Previous coverage here.
From the New York Law Journal:
In sum, while it may be difficult to say where, precisely, to draw the line between constitutional and unconstitutional police encounters, such a line exists, and the NYPD has systematically crossed it when making trespass stops outside TAP buildings in the Bronx,” Scheindlin said. “For those of us who do not fear being stopped as we approach or leave our own homes or those of friends and families, it is difficult to believe that residents of one of our boroughs live under such a threat.
For more background, go here.
By way of background, a “stop” is an involuntary citizen-police encounter—but it is an encounter that has not yet escalated to the point of a full blown arrest.

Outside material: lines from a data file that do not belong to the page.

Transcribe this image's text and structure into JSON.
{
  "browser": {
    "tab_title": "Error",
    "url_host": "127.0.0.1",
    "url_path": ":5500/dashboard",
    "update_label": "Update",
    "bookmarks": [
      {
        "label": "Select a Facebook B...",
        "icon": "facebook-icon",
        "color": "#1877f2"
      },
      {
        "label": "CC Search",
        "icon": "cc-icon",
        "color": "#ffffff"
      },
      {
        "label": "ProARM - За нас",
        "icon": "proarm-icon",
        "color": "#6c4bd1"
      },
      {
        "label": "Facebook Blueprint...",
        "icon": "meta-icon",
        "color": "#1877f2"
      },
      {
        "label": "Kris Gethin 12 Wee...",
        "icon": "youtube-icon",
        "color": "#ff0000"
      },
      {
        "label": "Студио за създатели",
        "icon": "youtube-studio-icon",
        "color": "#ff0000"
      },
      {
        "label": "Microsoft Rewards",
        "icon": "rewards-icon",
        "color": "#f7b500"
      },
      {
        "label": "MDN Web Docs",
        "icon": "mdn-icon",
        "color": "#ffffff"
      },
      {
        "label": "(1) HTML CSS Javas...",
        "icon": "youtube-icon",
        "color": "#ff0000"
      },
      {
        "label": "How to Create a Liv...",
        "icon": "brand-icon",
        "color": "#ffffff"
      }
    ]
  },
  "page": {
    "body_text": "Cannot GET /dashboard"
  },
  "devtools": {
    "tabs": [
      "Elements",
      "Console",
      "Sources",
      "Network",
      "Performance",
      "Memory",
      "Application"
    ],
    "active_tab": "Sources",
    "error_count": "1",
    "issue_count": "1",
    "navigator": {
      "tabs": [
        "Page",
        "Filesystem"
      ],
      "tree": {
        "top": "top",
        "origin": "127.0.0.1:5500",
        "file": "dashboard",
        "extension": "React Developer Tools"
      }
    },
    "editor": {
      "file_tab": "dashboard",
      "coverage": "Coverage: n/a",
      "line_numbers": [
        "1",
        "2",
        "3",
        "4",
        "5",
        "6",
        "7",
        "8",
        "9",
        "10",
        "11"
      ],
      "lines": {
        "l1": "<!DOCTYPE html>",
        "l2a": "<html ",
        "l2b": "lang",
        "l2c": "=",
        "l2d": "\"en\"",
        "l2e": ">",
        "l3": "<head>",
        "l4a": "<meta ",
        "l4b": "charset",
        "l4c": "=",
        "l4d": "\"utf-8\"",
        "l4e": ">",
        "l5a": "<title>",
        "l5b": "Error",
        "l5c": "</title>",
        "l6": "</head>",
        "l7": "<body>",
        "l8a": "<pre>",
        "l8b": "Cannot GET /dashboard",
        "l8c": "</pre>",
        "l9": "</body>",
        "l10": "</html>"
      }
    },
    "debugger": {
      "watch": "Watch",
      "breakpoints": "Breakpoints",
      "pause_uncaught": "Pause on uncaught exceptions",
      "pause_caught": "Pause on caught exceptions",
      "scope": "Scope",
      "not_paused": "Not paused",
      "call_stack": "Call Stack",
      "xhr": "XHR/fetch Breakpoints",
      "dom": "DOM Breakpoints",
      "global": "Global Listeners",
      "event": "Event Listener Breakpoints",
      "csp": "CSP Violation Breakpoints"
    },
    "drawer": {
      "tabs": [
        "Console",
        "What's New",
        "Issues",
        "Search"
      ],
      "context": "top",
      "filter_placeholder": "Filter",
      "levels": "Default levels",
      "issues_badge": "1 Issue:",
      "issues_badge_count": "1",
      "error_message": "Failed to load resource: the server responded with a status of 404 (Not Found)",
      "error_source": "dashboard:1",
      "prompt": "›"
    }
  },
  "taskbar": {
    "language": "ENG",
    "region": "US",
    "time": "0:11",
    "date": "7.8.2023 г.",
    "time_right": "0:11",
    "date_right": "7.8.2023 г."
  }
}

In other words, the person has not been handcuffed and taken into custody, but neither is he free to walk away. Often in full view of neighbors or passersby, the person may have to “assume the position” by placing his outstretched arms against a wall or the hood of a police car; or even lay down, prostrate, on the sidewalk.
It can be a degrading and humiliating event to endure….
There have been two important developments concerning the stop-and-frisk doctrine. The first concerns the absence of a remedy in the situations where the police violate a person’s constitutional rights. That is, what happens if the cops just whimsically stop someone, frisk his garments, and pepper him with questions for 5-10 minutes?
Mere curiosity as to whether the person might be holding some marijuana is not enough of a valid basis for a frisk, at least in theory.
What’s a poor person, who is totally innocent going to do in situations where the police are just fishing around? If there’s no injury, is it realistic to expect poor residents to go meet with an attorney? Even if that happened, most attorneys would turn the potential client down quickly.
An unjustified detention that lasted only a few minutes? They would likely respond that the case just isn’t worth the time and expense of litigation.
With no practical remedy for innocent persons stopped and frisked, there is not much of a downside for police to skirt the rules. So they have….
Well-to-do Americans do not realize it yet, but their right against unreasonable detentions is being trampled. They are oblivious because it’s been the minorities in the poorer sections of the city who have borne the brunt of expanding police powers.
The stop and frisk policy is a low-visibility type of police misconduct. On paper, in theory, the tactic can comply with the rules laid out by the courts, but those rules are also violated frequently with no consequences for the officers involved.
For more about the stop & frisk tactic and how it has undermined the legal protection against false arrests, see my paper on that subject, “We Own the Night.”